The major cause of grinding cracks and grid burns on gear teeth is generally caused (but not in all cases) as a result of:
- Not keeping the grind wheel dressed. That is not keeping the wheel face clean of metal fine buildup, resulting in trying to grind metal with metal.
- Taking too large of a grinding cut and generating surface frictional heat on the tooth flank surface.
- Not using enough coolant to flush away the ground metal fines and to keep the gear tooth cool and free of frictional heat buildup at the ground surface.
- Using a grinding wheel that is too hard for the grinding application. In other words, incorrect grinding wheel choice.

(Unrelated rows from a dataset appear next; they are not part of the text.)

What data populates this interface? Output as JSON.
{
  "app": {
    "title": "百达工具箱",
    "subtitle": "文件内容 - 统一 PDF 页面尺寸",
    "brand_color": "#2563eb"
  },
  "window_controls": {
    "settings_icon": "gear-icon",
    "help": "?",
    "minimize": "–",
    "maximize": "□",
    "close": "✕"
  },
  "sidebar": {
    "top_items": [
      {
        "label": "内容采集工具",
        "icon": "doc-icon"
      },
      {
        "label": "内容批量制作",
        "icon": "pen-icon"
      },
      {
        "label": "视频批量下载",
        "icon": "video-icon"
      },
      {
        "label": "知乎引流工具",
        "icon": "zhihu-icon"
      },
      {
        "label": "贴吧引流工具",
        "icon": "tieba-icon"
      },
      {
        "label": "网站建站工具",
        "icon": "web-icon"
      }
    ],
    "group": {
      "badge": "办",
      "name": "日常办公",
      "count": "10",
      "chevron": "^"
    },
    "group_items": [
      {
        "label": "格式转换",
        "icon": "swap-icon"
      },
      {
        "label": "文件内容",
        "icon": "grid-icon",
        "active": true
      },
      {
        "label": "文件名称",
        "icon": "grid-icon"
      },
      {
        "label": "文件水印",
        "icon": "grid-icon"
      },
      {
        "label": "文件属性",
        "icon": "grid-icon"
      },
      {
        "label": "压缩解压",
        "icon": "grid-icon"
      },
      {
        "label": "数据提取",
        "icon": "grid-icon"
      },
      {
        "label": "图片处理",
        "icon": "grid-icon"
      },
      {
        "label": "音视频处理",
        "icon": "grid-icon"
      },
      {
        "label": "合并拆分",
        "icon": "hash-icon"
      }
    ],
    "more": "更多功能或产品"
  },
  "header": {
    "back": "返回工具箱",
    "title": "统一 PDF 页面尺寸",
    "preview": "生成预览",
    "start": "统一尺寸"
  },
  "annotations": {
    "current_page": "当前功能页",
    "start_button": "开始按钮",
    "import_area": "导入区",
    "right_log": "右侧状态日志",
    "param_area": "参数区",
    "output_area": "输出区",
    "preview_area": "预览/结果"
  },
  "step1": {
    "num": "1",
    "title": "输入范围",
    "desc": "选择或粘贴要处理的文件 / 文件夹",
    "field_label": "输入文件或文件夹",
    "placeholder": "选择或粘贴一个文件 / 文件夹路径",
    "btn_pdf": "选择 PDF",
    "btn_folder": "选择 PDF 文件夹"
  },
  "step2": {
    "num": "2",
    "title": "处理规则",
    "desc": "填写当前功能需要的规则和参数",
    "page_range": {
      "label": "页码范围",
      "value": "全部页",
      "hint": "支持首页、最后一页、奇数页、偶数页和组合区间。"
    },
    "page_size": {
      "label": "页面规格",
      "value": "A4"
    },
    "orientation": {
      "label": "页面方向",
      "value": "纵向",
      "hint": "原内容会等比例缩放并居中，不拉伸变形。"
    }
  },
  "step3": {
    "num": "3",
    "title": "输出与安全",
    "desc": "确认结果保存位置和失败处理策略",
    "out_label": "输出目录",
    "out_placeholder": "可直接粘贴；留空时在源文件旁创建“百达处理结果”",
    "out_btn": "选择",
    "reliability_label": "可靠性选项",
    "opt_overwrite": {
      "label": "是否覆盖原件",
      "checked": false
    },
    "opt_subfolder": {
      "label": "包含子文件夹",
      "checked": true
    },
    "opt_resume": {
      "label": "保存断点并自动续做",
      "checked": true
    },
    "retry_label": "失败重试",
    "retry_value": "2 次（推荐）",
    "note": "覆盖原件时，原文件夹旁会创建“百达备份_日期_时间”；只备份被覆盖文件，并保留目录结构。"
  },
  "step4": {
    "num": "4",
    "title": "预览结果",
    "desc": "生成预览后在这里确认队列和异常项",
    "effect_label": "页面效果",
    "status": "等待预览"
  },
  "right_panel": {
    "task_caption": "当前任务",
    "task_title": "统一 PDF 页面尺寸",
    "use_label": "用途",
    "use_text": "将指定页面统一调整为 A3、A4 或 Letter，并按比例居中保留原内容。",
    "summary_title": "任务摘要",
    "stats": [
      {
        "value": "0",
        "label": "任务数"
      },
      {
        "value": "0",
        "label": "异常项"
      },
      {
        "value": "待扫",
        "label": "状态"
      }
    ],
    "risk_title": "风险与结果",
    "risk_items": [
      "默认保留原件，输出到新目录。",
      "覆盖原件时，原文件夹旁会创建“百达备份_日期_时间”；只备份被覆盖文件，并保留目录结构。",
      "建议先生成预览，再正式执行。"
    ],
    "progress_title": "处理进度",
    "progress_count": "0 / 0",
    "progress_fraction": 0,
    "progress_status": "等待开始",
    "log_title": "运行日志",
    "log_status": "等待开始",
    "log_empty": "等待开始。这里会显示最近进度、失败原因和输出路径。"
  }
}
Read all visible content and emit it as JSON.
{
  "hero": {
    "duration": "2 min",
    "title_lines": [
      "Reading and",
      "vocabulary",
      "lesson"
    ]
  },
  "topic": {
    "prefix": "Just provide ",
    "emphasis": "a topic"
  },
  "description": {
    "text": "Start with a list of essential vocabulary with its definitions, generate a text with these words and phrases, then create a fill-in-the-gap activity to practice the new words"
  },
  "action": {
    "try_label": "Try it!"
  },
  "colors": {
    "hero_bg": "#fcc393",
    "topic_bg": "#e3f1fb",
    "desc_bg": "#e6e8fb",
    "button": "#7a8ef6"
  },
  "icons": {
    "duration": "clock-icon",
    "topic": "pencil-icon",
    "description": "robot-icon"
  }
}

A very simple test to observe grind burn is to take a cotton-wool swab dipped in NITAL (3-5% nitric acid in alcohol) and wipe it across the ground surface. The surface (if localized, overheating has occurred) will turn a light shade of brown, indicating overheat and “grind burn.”
The hardness of the brown area will be lower in hardness than the non-brown area, thus creating a hardness differential on the immediate surface. There will also be a precipitation of carbides at the grain boundaries, which will cause a volumetric change (contraction) and a reduction in the surface residual compression. Therefore, there will be a very strong likelihood that surface cracks would be initiated.
Another grinding phenomenon can be if too much friction is generated at the interface between the gear tooth and the grinding wheel. Surface overheating can occur to the extent that the contact point will turn to red heat (austenitizing the immediate surface area). If coolant is present, the overheated surface will be transformed to untempered martensite, thus giving rise to surface cracking of the fresh unstable martensite.
Part 2 will continue the discussion on grind burn and grind cracking of carburized ground gear teeth.